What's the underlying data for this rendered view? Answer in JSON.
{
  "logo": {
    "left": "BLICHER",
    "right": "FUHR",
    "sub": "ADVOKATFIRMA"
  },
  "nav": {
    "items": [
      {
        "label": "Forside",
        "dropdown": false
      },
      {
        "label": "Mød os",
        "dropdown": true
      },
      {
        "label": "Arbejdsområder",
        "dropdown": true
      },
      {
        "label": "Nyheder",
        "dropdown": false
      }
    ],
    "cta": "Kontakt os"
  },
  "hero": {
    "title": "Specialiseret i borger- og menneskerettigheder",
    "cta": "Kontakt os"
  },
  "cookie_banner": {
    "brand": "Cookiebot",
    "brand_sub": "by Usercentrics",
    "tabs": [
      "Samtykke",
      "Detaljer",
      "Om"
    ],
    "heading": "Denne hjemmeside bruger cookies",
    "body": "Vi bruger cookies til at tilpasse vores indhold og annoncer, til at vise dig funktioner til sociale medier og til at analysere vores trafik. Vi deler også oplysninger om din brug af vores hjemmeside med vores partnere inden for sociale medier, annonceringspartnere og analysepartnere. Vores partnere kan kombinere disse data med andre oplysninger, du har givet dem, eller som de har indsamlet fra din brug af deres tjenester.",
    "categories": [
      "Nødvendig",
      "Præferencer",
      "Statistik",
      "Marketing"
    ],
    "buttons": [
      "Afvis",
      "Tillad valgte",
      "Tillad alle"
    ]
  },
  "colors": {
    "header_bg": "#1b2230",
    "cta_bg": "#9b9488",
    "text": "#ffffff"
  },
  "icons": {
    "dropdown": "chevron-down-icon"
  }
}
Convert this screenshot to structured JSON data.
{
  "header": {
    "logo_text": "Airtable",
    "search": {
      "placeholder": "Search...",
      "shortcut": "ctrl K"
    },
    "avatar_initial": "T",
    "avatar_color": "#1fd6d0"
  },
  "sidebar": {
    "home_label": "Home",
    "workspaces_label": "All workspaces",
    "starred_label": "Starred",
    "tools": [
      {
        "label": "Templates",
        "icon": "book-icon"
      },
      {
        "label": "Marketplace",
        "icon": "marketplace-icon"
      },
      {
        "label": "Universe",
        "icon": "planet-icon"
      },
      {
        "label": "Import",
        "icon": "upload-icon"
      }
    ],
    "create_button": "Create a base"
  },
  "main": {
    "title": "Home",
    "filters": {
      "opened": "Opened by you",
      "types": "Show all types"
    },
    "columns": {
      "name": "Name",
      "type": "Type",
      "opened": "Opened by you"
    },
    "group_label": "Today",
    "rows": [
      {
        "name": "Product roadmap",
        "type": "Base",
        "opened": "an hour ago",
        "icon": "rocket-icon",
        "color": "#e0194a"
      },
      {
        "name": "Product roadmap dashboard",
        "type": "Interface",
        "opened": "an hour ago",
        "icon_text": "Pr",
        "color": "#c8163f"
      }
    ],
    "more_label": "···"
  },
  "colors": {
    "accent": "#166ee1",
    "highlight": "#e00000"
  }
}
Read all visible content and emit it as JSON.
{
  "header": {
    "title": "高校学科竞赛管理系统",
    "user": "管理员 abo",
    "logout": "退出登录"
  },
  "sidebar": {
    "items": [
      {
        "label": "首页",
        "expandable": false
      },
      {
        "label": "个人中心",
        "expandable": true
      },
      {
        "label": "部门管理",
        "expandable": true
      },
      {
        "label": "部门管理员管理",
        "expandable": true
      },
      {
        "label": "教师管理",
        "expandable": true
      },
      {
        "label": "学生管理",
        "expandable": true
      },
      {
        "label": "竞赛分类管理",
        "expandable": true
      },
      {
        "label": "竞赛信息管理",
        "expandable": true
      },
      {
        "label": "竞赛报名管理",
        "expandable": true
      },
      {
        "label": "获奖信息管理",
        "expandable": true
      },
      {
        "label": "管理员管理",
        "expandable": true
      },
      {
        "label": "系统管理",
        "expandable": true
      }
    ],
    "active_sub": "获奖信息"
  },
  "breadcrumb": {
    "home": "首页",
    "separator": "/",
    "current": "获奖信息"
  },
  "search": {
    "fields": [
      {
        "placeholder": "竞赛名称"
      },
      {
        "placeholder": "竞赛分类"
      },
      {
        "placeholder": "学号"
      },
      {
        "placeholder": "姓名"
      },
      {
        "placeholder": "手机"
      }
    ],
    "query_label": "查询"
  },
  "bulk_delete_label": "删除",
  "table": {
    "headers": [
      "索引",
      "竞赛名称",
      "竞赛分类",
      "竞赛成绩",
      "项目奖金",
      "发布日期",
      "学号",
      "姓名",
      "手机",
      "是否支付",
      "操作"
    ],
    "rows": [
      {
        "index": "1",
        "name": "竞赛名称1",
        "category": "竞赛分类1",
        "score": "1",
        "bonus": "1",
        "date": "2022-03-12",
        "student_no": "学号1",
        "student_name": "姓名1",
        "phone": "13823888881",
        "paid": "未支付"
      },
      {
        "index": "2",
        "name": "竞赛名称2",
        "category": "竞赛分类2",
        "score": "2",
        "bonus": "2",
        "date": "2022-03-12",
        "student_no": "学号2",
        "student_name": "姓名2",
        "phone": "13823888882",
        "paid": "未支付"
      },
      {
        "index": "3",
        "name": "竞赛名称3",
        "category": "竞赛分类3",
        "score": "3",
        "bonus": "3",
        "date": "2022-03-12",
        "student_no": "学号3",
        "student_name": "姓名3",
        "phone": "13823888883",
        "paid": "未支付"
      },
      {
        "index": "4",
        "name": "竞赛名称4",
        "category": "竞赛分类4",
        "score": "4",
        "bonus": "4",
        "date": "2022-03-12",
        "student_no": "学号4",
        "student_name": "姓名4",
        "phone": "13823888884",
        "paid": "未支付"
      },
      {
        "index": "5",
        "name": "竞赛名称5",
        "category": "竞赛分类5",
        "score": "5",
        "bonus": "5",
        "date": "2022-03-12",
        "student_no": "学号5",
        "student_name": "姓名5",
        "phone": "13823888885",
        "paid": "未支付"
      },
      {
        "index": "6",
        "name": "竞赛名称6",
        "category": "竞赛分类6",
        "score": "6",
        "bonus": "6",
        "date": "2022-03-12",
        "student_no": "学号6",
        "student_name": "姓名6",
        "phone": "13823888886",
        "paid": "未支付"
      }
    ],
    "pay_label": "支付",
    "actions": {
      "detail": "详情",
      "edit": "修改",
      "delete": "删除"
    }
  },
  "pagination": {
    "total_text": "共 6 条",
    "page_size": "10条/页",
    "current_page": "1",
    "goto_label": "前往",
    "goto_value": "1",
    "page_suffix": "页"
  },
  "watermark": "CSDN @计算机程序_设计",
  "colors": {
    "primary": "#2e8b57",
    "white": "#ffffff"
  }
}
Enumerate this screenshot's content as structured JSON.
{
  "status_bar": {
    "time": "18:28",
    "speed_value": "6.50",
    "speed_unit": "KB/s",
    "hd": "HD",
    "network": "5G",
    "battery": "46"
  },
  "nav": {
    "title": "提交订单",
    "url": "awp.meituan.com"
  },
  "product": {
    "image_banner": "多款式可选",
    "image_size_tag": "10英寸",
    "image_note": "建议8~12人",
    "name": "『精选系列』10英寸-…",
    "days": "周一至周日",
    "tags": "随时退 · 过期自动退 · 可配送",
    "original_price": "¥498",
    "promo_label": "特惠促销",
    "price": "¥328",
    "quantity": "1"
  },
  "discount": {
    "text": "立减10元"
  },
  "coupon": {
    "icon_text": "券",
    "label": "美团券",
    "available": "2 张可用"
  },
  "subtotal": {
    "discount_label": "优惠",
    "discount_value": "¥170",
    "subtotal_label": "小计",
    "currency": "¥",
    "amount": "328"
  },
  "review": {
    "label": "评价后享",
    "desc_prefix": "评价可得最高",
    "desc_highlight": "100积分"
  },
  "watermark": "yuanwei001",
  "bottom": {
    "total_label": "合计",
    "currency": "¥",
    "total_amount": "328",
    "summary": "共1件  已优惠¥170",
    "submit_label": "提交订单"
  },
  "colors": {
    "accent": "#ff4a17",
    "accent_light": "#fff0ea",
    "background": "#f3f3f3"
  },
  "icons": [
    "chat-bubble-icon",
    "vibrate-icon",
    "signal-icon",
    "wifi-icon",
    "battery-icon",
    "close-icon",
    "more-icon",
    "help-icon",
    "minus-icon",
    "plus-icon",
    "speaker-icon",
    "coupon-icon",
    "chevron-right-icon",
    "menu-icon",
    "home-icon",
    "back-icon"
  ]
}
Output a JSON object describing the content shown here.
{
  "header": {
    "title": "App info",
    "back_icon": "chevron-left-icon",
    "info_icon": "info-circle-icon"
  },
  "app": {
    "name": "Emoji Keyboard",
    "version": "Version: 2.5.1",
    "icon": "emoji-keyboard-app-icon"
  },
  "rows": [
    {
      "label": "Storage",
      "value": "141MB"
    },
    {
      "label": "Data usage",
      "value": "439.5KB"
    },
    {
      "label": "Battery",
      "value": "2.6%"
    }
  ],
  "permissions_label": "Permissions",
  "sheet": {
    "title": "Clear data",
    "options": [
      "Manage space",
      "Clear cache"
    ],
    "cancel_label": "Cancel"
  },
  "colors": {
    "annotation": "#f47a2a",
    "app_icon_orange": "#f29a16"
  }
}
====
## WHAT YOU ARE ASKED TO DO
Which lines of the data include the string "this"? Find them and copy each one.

## EXERCISE ANSWER
What's the underlying data for this rendered view? Answer in JSON.
Convert this screenshot to structured JSON data.
Enumerate this screenshot's content as structured JSON.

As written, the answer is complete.